    I’m not a prude that is worried about safety, forcing myself to blow thousands of extra dollars a year to drive a gargantuan SUV for no purpose.

    A Fit will fare better than most SUV’s in a crash, and the handling of these smaller cars can prevent a crash in the first place that an SUV could not avoid due to extreme weight, and poor traction/cornering.

  105. Julia9999999 says:

    I say, buy what you need, and can afford. If you can afford a new car that you need, buy it. If you can’t afford a new car, buy used. Sometimes though, you can afford to pay a little more a month for a new car than a huge one-time payment for repairs that are usually associated with used cars. Plus, who doesn’t like new car smell? It’s all what you can spend, some can and do spend more, and some can’t and don’t. Neither group is stupid for doing so.

  106. Roeroica says:

    Add me to have it and love it for the FIT.

    I consistently get mileage above 40MPG highway. If I do a lot of mixed
    driving, it’s around 34-38MPG. I have the Base AT model and paid about 14K
    for it new in March, great deal.
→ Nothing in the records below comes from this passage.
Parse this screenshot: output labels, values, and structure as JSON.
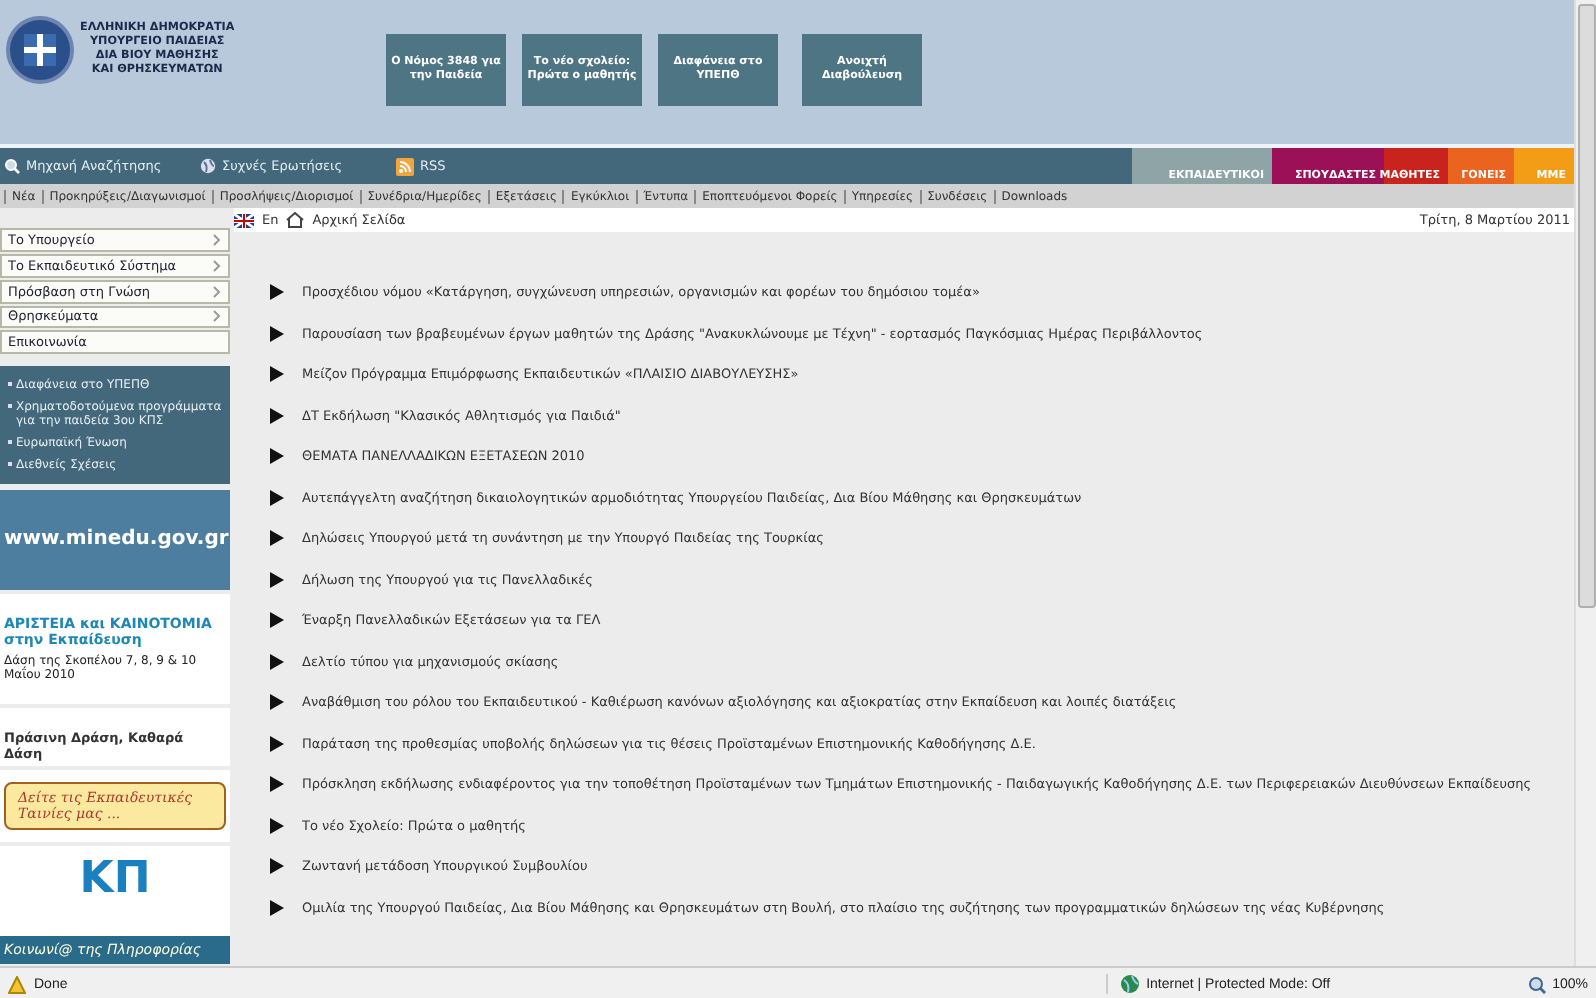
{
  "header": {
    "logo_lines": [
      "ΕΛΛΗΝΙΚΗ ΔΗΜΟΚΡΑΤΙΑ",
      "ΥΠΟΥΡΓΕΙΟ ΠΑΙΔΕΙΑΣ",
      "ΔΙΑ ΒΙΟΥ ΜΑΘΗΣΗΣ",
      "ΚΑΙ ΘΡΗΣΚΕΥΜΑΤΩΝ"
    ],
    "buttons": [
      "Ο Νόμος 3848 για την Παιδεία",
      "Το νέο σχολείο: Πρώτα ο μαθητής",
      "Διαφάνεια στο ΥΠΕΠΘ",
      "Ανοιχτή Διαβούλευση"
    ]
  },
  "toolbar": {
    "links": [
      {
        "kind": "search",
        "label": "Μηχανή Αναζήτησης"
      },
      {
        "kind": "faq",
        "label": "Συχνές Ερωτήσεις"
      },
      {
        "kind": "rss",
        "label": "RSS"
      }
    ],
    "audience_tabs": [
      {
        "label": "ΕΚΠΑΙΔΕΥΤΙΚΟΙ",
        "color": "#8fa4a7"
      },
      {
        "label": "ΣΠΟΥΔΑΣΤΕΣ",
        "color": "#9c1058"
      },
      {
        "label": "ΜΑΘΗΤΕΣ",
        "color": "#c8231c"
      },
      {
        "label": "ΓΟΝΕΙΣ",
        "color": "#ea6420"
      },
      {
        "label": "ΜΜΕ",
        "color": "#f39c16"
      }
    ]
  },
  "nav_links": [
    "Νέα",
    "Προκηρύξεις/Διαγωνισμοί",
    "Προσλήψεις/Διορισμοί",
    "Συνέδρια/Ημερίδες",
    "Εξετάσεις",
    "Εγκύκλιοι",
    "Έντυπα",
    "Εποπτευόμενοι Φορείς",
    "Υπηρεσίες",
    "Συνδέσεις",
    "Downloads"
  ],
  "breadcrumb": {
    "language": "En",
    "home": "Αρχική Σελίδα",
    "date": "Τρίτη, 8 Μαρτίου 2011"
  },
  "sidebar": {
    "menu": [
      {
        "label": "Το Υπουργείο",
        "submenu": true
      },
      {
        "label": "Το Εκπαιδευτικό Σύστημα",
        "submenu": true
      },
      {
        "label": "Πρόσβαση στη Γνώση",
        "submenu": true
      },
      {
        "label": "Θρησκεύματα",
        "submenu": true
      },
      {
        "label": "Επικοινωνία",
        "submenu": false
      }
    ],
    "links": [
      "Διαφάνεια στο ΥΠΕΠΘ",
      "Χρηματοδοτούμενα προγράμματα για την παιδεία 3ου ΚΠΣ",
      "Ευρωπαϊκή Ένωση",
      "Διεθνείς Σχέσεις"
    ],
    "banners": [
      {
        "kind": "minedu",
        "title": "www.minedu.gov.gr"
      },
      {
        "kind": "aristeia",
        "title": "ΑΡΙΣΤΕΙΑ και ΚΑΙΝΟΤΟΜΙΑ στην Εκπαίδευση",
        "subtitle": "Δάση της Σκοπέλου 7, 8, 9 & 10 Μαΐου 2010"
      },
      {
        "kind": "forest",
        "title": "Πράσινη Δράση, Καθαρά Δάση"
      },
      {
        "kind": "films",
        "title": "Δείτε τις Εκπαιδευτικές Ταινίες μας ..."
      },
      {
        "kind": "kp",
        "title": "ΚΠ",
        "subtitle": "Κοινωνί@ της Πληροφορίας"
      }
    ]
  },
  "news": [
    "Προσχέδιου νόμου «Κατάργηση, συγχώνευση υπηρεσιών, οργανισμών και φορέων του δημόσιου τομέα»",
    "Παρουσίαση των βραβευμένων έργων μαθητών της Δράσης \"Ανακυκλώνουμε με Τέχνη\" - εορτασμός Παγκόσμιας Ημέρας Περιβάλλοντος",
    "Μείζον Πρόγραμμα Επιμόρφωσης Εκπαιδευτικών «ΠΛΑΙΣΙΟ ΔΙΑΒΟΥΛΕΥΣΗΣ»",
    "ΔΤ Εκδήλωση \"Κλασικός Αθλητισμός για Παιδιά\"",
    "ΘΕΜΑΤΑ ΠΑΝΕΛΛΑΔΙΚΩΝ ΕΞΕΤΑΣΕΩΝ 2010",
    "Αυτεπάγγελτη αναζήτηση δικαιολογητικών αρμοδιότητας Υπουργείου Παιδείας, Δια Βίου Μάθησης και Θρησκευμάτων",
    "Δηλώσεις Υπουργού μετά τη συνάντηση με την Υπουργό Παιδείας της Τουρκίας",
    "Δήλωση της Υπουργού για τις Πανελλαδικές",
    "Έναρξη Πανελλαδικών Εξετάσεων για τα ΓΕΛ",
    "Δελτίο τύπου για μηχανισμούς σκίασης",
    "Αναβάθμιση του ρόλου του Εκπαιδευτικού - Καθιέρωση κανόνων αξιολόγησης και αξιοκρατίας στην Εκπαίδευση και λοιπές διατάξεις",
    "Παράταση της προθεσμίας υποβολής δηλώσεων για τις θέσεις Προϊσταμένων Επιστημονικής Καθοδήγησης Δ.Ε.",
    "Πρόσκληση εκδήλωσης ενδιαφέροντος για την τοποθέτηση Προϊσταμένων των Τμημάτων Επιστημονικής - Παιδαγωγικής Καθοδήγησης Δ.Ε. των Περιφερειακών Διευθύνσεων Εκπαίδευσης",
    "Το νέο Σχολείο: Πρώτα ο μαθητής",
    "Ζωντανή μετάδοση Υπουργικού Συμβουλίου",
    "Ομιλία της Υπουργού Παιδείας, Δια Βίου Μάθησης και Θρησκευμάτων στη Βουλή, στο πλαίσιο της συζήτησης των προγραμματικών δηλώσεων της νέας Κυβέρνησης"
  ],
  "status_bar": {
    "status": "Done",
    "zone": "Internet | Protected Mode: Off",
    "zoom": "100%"
  }
}
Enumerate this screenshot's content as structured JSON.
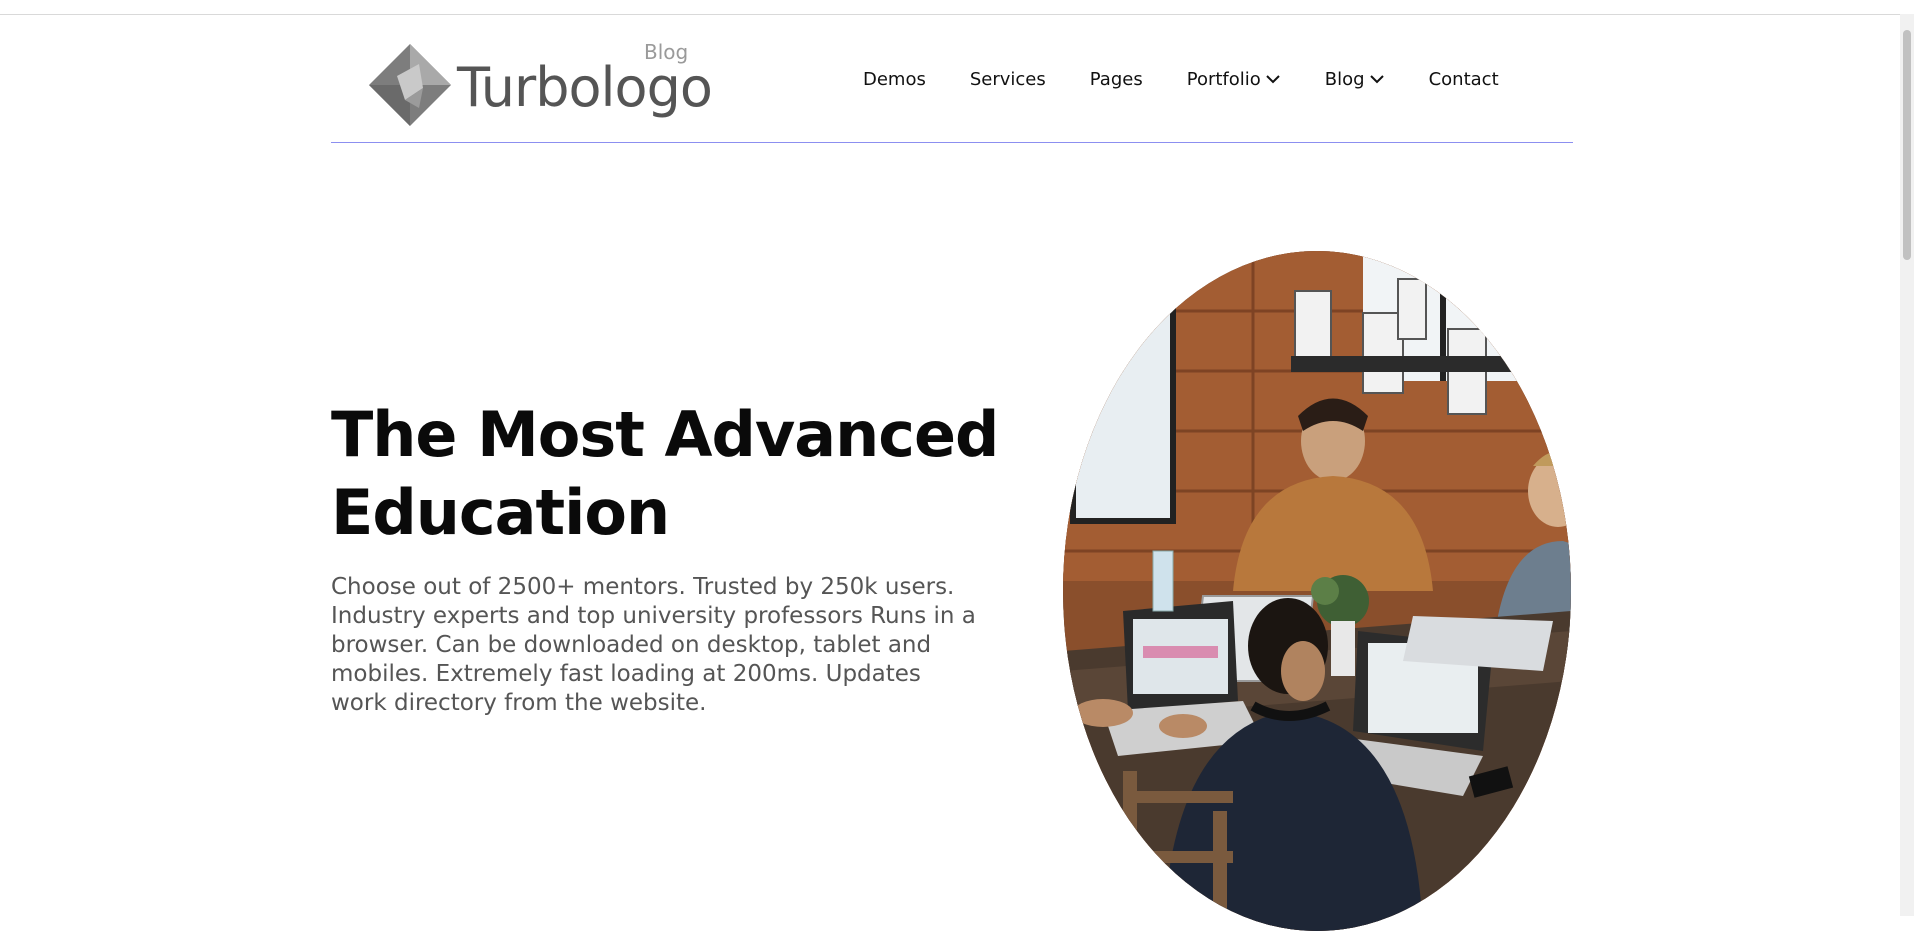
{
  "logo": {
    "word": "Turbologo",
    "tag": "Blog",
    "icon": "diamond-logo-icon"
  },
  "nav": {
    "items": [
      {
        "label": "Demos",
        "has_dropdown": false
      },
      {
        "label": "Services",
        "has_dropdown": false
      },
      {
        "label": "Pages",
        "has_dropdown": false
      },
      {
        "label": "Portfolio",
        "has_dropdown": true
      },
      {
        "label": "Blog",
        "has_dropdown": true
      },
      {
        "label": "Contact",
        "has_dropdown": false
      }
    ]
  },
  "hero": {
    "title_line1": "The Most Advanced",
    "title_line2": "Education",
    "text_line1": "Choose out of 2500+ mentors. Trusted by 250k users.",
    "text_line2": "Industry experts and top university professors Runs in a",
    "text_line3": "browser. Can be downloaded on desktop, tablet and",
    "text_line4": "mobiles. Extremely fast loading at 200ms. Updates",
    "text_line5": "work directory from the website.",
    "image": "people-working-at-laptops-photo"
  },
  "colors": {
    "header_rule": "#8c8ff0",
    "title": "#0a0a0a",
    "body_text": "#555555"
  }
}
I picked it since it had more standard
    features than the Yaris and was also more comfortable to me. I wasn’t even
    considering it in my new car search until I saw the “magic seats”. I
    definitely dont regret buying this car – it’s ZIPPY!